- _Description of the task_
Wherever a line in the records below contains "icon", copy that line.

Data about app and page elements
○ ○ ○

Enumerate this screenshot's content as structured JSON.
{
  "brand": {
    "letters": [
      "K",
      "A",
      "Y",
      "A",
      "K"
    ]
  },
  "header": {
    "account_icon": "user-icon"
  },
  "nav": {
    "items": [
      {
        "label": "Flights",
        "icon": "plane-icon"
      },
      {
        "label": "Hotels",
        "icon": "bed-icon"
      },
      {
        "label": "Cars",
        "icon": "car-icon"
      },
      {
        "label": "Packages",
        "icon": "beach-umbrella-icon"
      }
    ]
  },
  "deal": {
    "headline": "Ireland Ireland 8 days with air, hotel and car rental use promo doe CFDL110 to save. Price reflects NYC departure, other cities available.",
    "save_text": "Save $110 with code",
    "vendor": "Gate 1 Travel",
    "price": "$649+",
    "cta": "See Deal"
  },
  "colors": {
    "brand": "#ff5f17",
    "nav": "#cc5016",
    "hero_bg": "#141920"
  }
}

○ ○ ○

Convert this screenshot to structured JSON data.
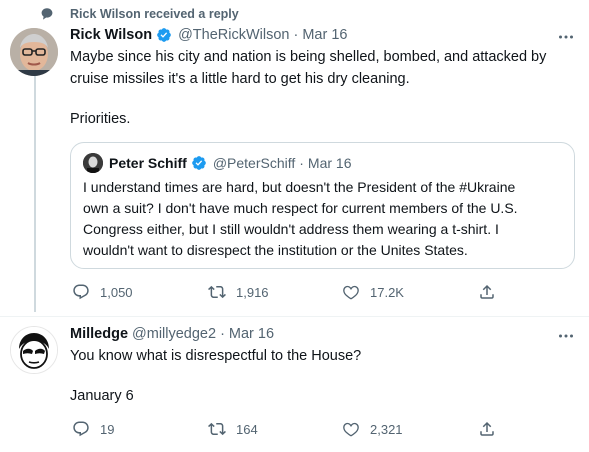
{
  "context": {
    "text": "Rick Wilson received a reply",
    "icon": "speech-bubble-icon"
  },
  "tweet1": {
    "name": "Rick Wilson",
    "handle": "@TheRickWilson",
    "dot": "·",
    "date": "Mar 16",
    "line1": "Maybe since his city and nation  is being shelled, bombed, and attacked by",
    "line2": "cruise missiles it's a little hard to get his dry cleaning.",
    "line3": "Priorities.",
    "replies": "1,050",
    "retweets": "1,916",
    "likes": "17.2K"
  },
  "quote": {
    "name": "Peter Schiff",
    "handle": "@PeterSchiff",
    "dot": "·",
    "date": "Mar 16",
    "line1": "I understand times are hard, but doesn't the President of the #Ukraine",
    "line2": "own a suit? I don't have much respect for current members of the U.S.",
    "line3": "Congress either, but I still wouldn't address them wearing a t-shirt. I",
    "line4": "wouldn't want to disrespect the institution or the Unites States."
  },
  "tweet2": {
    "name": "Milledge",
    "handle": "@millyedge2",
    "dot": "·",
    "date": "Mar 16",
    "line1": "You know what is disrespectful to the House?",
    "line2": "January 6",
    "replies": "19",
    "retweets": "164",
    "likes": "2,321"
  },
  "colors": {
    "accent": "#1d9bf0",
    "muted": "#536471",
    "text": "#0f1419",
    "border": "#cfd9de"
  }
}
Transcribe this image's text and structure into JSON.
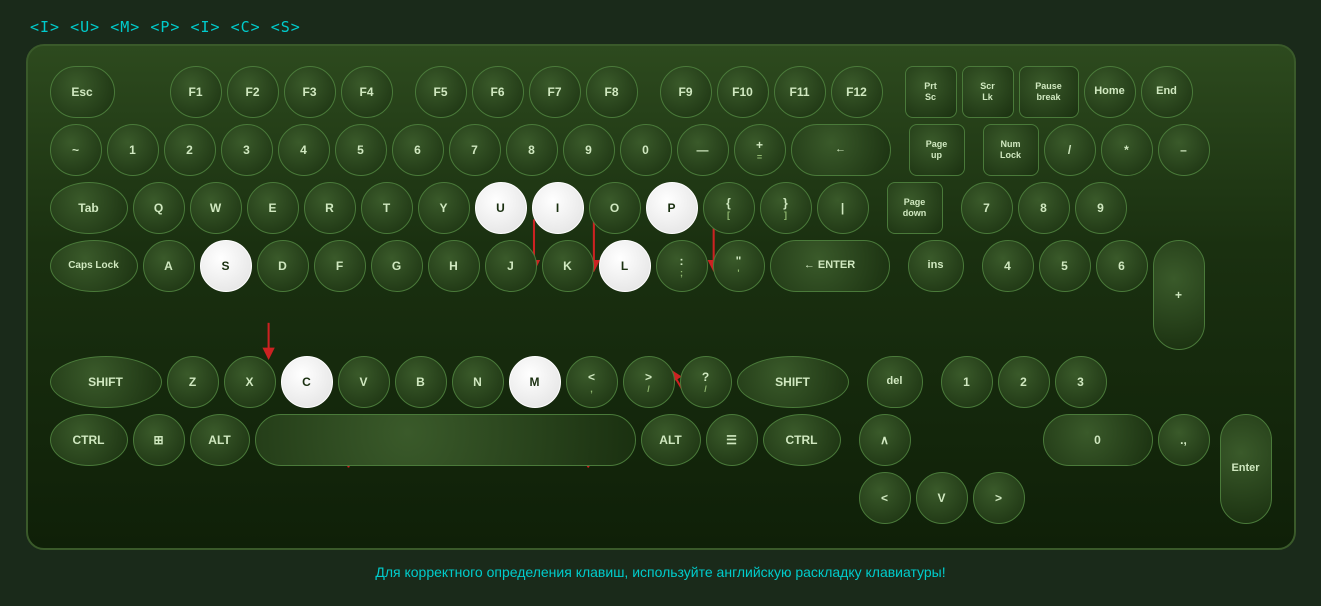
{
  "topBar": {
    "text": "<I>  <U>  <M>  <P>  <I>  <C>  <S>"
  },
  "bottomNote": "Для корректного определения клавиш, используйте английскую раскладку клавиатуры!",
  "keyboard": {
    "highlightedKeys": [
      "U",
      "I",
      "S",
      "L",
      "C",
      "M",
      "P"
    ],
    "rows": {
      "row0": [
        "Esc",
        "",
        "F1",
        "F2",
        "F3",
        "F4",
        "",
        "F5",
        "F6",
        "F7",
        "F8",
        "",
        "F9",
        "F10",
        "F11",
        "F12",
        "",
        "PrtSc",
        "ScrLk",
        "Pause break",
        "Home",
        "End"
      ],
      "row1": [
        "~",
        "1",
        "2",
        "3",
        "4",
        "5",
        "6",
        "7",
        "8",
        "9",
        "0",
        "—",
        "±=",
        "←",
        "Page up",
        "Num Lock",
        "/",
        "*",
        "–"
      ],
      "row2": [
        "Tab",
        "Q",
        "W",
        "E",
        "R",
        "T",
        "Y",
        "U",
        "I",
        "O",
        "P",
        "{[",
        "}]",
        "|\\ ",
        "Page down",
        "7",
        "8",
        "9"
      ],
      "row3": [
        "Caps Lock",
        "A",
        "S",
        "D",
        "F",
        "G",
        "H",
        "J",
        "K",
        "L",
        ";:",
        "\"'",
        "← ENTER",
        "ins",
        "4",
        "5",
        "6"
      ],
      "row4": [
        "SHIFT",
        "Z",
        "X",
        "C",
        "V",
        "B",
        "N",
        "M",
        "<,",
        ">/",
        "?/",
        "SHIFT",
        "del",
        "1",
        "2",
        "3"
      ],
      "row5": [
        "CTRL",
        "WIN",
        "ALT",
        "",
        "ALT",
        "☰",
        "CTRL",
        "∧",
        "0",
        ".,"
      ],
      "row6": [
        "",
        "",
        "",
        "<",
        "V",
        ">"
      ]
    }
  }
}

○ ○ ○

- _Expected output_
    "account_icon": "user-icon"
        "icon": "plane-icon"
        "icon": "bed-icon"
        "icon": "car-icon"
        "icon": "beach-umbrella-icon"
    "icon": "speech-bubble-icon"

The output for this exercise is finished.